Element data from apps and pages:
________________________________________
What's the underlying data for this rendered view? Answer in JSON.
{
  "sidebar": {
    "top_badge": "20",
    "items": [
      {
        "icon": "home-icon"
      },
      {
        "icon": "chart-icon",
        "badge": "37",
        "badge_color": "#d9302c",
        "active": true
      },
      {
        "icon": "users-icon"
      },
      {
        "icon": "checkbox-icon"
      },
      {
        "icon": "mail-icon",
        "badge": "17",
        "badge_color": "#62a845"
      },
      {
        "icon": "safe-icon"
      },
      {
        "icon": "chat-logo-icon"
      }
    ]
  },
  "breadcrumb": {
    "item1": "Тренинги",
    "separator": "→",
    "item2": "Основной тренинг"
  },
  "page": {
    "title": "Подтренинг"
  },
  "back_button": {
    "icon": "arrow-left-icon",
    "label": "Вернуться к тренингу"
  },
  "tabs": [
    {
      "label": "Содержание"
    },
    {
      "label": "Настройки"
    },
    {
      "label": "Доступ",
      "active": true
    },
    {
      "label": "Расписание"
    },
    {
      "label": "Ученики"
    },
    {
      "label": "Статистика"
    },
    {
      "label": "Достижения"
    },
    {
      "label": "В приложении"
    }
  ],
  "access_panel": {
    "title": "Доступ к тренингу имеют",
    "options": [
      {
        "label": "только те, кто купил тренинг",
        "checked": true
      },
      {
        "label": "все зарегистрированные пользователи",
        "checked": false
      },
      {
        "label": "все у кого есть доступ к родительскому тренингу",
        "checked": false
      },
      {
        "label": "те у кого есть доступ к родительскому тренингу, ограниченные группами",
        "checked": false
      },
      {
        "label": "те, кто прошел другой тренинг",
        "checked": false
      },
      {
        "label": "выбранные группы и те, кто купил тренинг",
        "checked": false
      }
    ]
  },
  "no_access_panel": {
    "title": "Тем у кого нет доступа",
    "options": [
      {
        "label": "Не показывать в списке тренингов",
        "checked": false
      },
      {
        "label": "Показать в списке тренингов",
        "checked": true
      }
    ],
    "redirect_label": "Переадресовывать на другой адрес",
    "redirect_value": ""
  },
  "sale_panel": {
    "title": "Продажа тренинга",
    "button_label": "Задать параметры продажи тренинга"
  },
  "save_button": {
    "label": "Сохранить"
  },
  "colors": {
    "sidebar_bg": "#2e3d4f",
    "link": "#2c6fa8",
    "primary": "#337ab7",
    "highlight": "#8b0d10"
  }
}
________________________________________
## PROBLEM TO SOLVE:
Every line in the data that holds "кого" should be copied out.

## FINAL ANSWER:
        "label": "все у кого есть доступ к родительскому тренингу",
        "label": "те у кого есть доступ к родительскому тренингу, ограниченные группами",
    "title": "Тем у кого нет доступа",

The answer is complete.